Apple and Google have been hit with a swarm of political and privacy backlash following the release of their “exposure notification”. Despite efforts from both companies to limit public fear, countries continue to rally against the tech giants at a time when is difficult for many.
The United States has played a quiet role in the whole ordeal when it comes to any actual policy getting passed, but all that’s about to change. A group of Republican Senators are pushing for a bill that would, as Duo reports,
impose new restrictions on how companies handle consumer health data, what they’re allowed to do with it, and requirements for enabling people to request the deletion of their data.
Apple and Google have made clear the provision that will be given to users for the new API, however, the new bill is asking for more.
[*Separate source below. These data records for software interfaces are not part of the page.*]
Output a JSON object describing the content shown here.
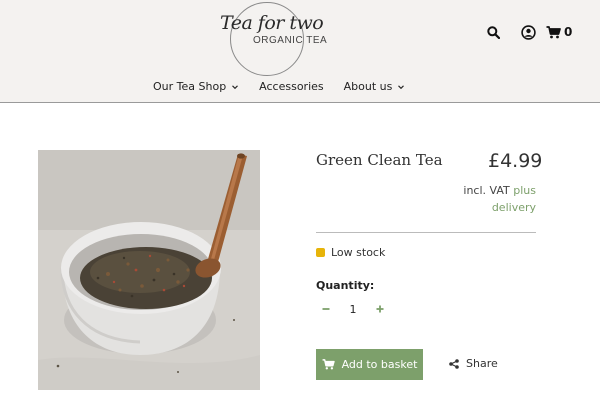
{
  "brand": {
    "script": "Tea for two",
    "subtitle": "ORGANIC TEA"
  },
  "header": {
    "cart_count": "0"
  },
  "nav": {
    "items": [
      {
        "label": "Our Tea Shop",
        "has_dropdown": true
      },
      {
        "label": "Accessories",
        "has_dropdown": false
      },
      {
        "label": "About us",
        "has_dropdown": true
      }
    ]
  },
  "product": {
    "title": "Green Clean Tea",
    "price": "£4.99",
    "vat_prefix": "incl. VAT",
    "vat_link_1": "plus",
    "vat_link_2": "delivery",
    "stock_text": "Low stock",
    "quantity_label": "Quantity:",
    "quantity_value": "1",
    "add_label": "Add to basket",
    "share_label": "Share"
  },
  "colors": {
    "accent": "#7da06b",
    "stock": "#e7b409",
    "header_bg": "#f4f2f0"
  }
}
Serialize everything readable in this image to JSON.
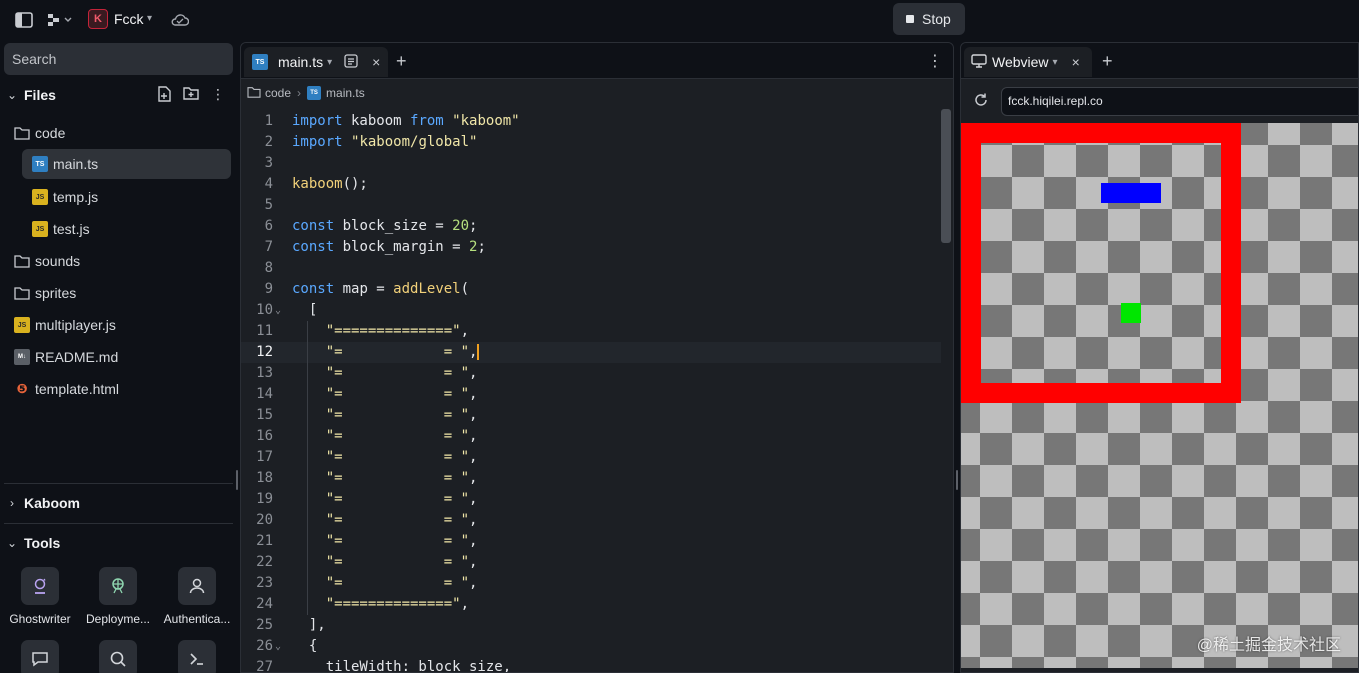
{
  "app": {
    "name": "Fcck",
    "stop_label": "Stop",
    "logo_letter": "K"
  },
  "sidebar": {
    "search_placeholder": "Search",
    "files_title": "Files",
    "tree": [
      {
        "label": "code",
        "icon": "folder-icon",
        "type": "folder"
      },
      {
        "label": "main.ts",
        "icon": "ts-file-icon",
        "type": "ts",
        "selected": true
      },
      {
        "label": "temp.js",
        "icon": "js-file-icon",
        "type": "js"
      },
      {
        "label": "test.js",
        "icon": "js-file-icon",
        "type": "js"
      },
      {
        "label": "sounds",
        "icon": "folder-icon",
        "type": "folder"
      },
      {
        "label": "sprites",
        "icon": "folder-icon",
        "type": "folder"
      },
      {
        "label": "multiplayer.js",
        "icon": "js-file-icon",
        "type": "js"
      },
      {
        "label": "README.md",
        "icon": "md-file-icon",
        "type": "md"
      },
      {
        "label": "template.html",
        "icon": "html-file-icon",
        "type": "html"
      }
    ],
    "kaboom_title": "Kaboom",
    "tools_title": "Tools",
    "tools": [
      {
        "label": "Ghostwriter",
        "icon": "ghostwriter-icon"
      },
      {
        "label": "Deployme...",
        "icon": "deployments-icon"
      },
      {
        "label": "Authentica...",
        "icon": "user-icon"
      },
      {
        "label": "",
        "icon": "chat-icon"
      },
      {
        "label": "",
        "icon": "search-icon"
      },
      {
        "label": "",
        "icon": "shell-icon"
      }
    ]
  },
  "editor": {
    "tab_label": "main.ts",
    "tab_icon_text": "TS",
    "breadcrumb": [
      "code",
      "main.ts"
    ],
    "active_line": 12
  },
  "webview": {
    "tab_label": "Webview",
    "url": "fcck.hiqilei.repl.co"
  },
  "watermark": "@稀土掘金技术社区",
  "colors": {
    "wall": "#ff0000",
    "paddle": "#0000ff",
    "ball": "#00e600"
  }
}
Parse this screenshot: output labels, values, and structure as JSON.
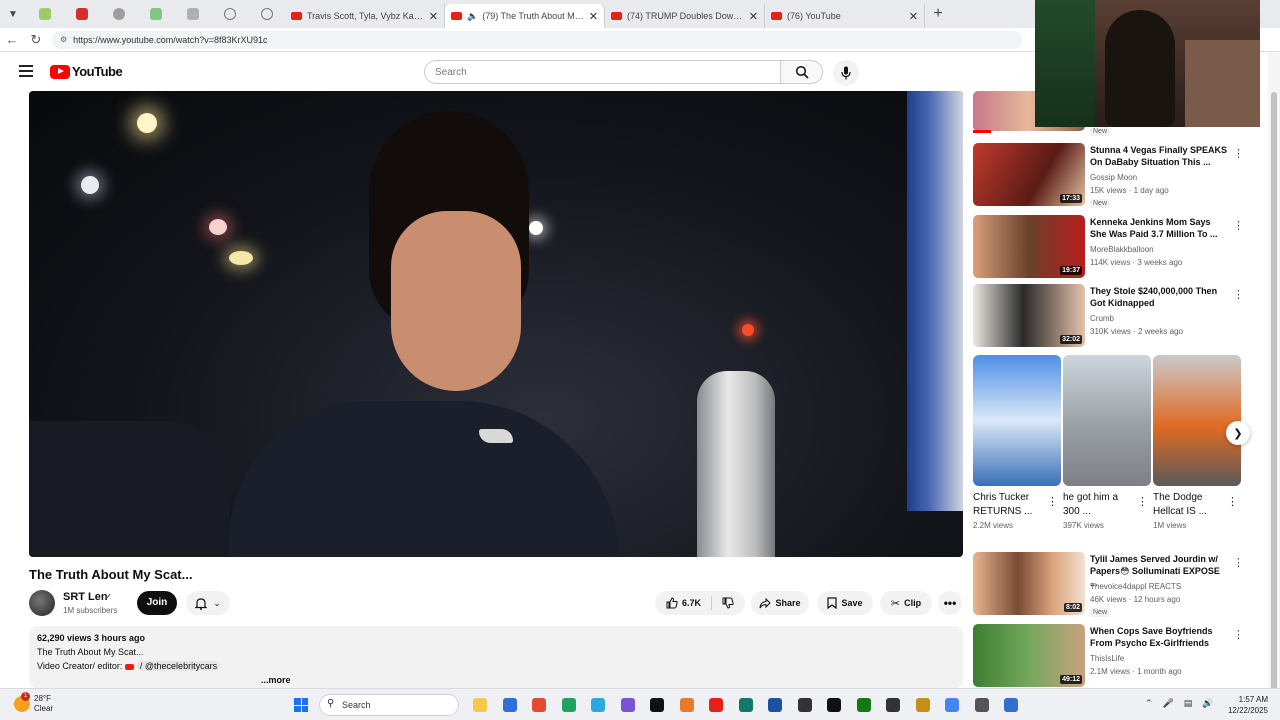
{
  "browser": {
    "tabs": [
      {
        "label": "Travis Scott, Tyla, Vybz Kartel - PBT",
        "active": false
      },
      {
        "label": "(79) The Truth About My Scat...",
        "active": true
      },
      {
        "label": "(74) TRUMP Doubles Down On TA...",
        "active": false
      },
      {
        "label": "(76) YouTube",
        "active": false
      }
    ],
    "new_tab": "+",
    "url": "https://www.youtube.com/watch?v=8f83KrXU91c"
  },
  "header": {
    "logo_text": "YouTube",
    "search_placeholder": "Search"
  },
  "video": {
    "title": "The Truth About My Scat...",
    "channel_name": "SRT Len",
    "channel_subs": "1M subscribers",
    "join_label": "Join",
    "like_count": "6.7K",
    "share_label": "Share",
    "save_label": "Save",
    "clip_label": "Clip",
    "more_label": "•••",
    "description": {
      "stats": "62,290 views  3 hours ago",
      "line1": "The Truth About My Scat...",
      "line2_prefix": "Video Creator/ editor:",
      "line2_handle": "/ @thecelebritycars",
      "more": "...more"
    }
  },
  "recommendations": [
    {
      "title": "Stunna 4 Vegas Finally SPEAKS On DaBaby Situation  This ...",
      "channel": "Gossip Moon",
      "meta": "15K views · 1 day ago",
      "duration": "17:33",
      "badge": "New",
      "thumb_color": "#8a2a22"
    },
    {
      "title": "Kenneka Jenkins Mom Says She Was Paid 3.7 Million To ...",
      "channel": "MoreBlakkballoon",
      "meta": "114K views · 3 weeks ago",
      "duration": "19:37",
      "badge": "",
      "thumb_color": "#5c3a2c"
    },
    {
      "title": "They Stole $240,000,000 Then Got Kidnapped",
      "channel": "Crumb",
      "meta": "310K views · 2 weeks ago",
      "duration": "32:02",
      "badge": "",
      "thumb_color": "#6b6f78"
    },
    {
      "title": "Tylil James Served Jourdin w/ Papers😳 Solluminati EXPOSE ...",
      "channel": "Thevoice4dappl REACTS",
      "meta": "46K views · 12 hours ago",
      "duration": "8:02",
      "badge": "New",
      "thumb_color": "#c98a5e"
    },
    {
      "title": "When Cops Save Boyfriends From Psycho Ex-Girlfriends",
      "channel": "ThisIsLife",
      "meta": "2.1M views · 1 month ago",
      "duration": "49:12",
      "badge": "",
      "thumb_color": "#4d8a3e"
    }
  ],
  "top_rec_badge": "New",
  "shorts": [
    {
      "title": "Chris Tucker RETURNS ...",
      "views": "2.2M views",
      "thumb_color": "#3a7bd5"
    },
    {
      "title": "he got him a 300 ...",
      "views": "397K views",
      "thumb_color": "#9a9fa6"
    },
    {
      "title": "The Dodge Hellcat IS ...",
      "views": "1M views",
      "thumb_color": "#d8641c"
    }
  ],
  "taskbar": {
    "weather_temp": "28°F",
    "weather_desc": "Clear",
    "weather_badge": "1",
    "search_label": "Search",
    "time": "1:57 AM",
    "date": "12/22/2025",
    "apps": [
      "#f7c948",
      "#2e6fd8",
      "#e34a2f",
      "#1ea362",
      "#2aa9e0",
      "#7b52d6",
      "#111111",
      "#e87a2d",
      "#e62117",
      "#0e7a6b",
      "#1b4fa8",
      "#333333",
      "#111111",
      "#137a13",
      "#333333",
      "#c48f12",
      "#4285f4",
      "#555555",
      "#2f6fd1"
    ]
  }
}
The Senators are requesting direct regulatory restrictions on the collection, usage, transfer, and the “control” over data deletion. What the bill misses is what Apple and Google have said directly.
The companies have made repeatedly clear that data collection is anonymous, and uses a dynamic identifier for each device to coordinate who has tested positive or negative and shares that identifier with other devices who were in close proximity. At no stage during the process is any personal data shared, there is even no data shared on either companies databases.
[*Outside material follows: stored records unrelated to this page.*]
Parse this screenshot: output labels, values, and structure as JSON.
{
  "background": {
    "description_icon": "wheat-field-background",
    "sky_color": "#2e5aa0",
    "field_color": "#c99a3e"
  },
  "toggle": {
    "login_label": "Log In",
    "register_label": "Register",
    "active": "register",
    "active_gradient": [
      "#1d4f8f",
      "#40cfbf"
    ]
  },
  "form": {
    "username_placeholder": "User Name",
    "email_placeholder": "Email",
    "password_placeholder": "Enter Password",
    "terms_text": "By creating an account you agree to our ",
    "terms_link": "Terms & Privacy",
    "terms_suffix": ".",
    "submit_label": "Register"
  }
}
The bill is still up for discussion, and no vote date has been set. Apple and Google plan to release their API around mid-May, the likelihood of any bill changing that time frame is hard to see.